Assignment: Return the number of lines below that contain "offers"; nothing else belongs in the reply.

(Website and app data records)

• • • •

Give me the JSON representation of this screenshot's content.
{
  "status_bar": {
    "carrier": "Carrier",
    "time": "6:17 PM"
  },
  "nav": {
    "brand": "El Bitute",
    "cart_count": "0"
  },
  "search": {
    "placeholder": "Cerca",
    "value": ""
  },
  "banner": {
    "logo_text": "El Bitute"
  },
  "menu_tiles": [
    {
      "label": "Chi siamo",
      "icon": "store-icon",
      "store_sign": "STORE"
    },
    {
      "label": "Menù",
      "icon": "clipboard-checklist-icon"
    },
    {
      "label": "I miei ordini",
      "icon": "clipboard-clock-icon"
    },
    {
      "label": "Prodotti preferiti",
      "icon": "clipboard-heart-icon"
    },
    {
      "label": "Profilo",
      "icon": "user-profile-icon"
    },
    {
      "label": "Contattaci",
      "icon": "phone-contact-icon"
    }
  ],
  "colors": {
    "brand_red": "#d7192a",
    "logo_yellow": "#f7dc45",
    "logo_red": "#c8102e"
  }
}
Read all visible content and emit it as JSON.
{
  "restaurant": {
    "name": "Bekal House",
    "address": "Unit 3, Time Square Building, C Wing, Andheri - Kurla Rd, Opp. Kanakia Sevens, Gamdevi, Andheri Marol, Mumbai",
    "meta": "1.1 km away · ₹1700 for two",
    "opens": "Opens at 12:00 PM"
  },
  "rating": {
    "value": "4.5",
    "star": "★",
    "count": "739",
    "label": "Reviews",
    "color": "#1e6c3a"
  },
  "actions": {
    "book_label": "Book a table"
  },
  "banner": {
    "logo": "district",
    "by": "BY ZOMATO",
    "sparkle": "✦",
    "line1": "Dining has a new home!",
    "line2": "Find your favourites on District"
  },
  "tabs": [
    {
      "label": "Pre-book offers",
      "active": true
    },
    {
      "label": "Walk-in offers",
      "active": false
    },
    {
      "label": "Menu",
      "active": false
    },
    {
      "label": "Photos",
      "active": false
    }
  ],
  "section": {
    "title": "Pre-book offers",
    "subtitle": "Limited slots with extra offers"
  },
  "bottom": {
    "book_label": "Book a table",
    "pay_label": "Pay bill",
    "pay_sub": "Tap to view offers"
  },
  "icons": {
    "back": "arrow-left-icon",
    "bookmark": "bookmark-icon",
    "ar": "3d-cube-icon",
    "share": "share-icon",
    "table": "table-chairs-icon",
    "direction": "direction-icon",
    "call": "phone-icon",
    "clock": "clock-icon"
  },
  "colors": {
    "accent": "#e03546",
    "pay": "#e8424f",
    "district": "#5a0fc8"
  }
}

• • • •

Exercise response: 5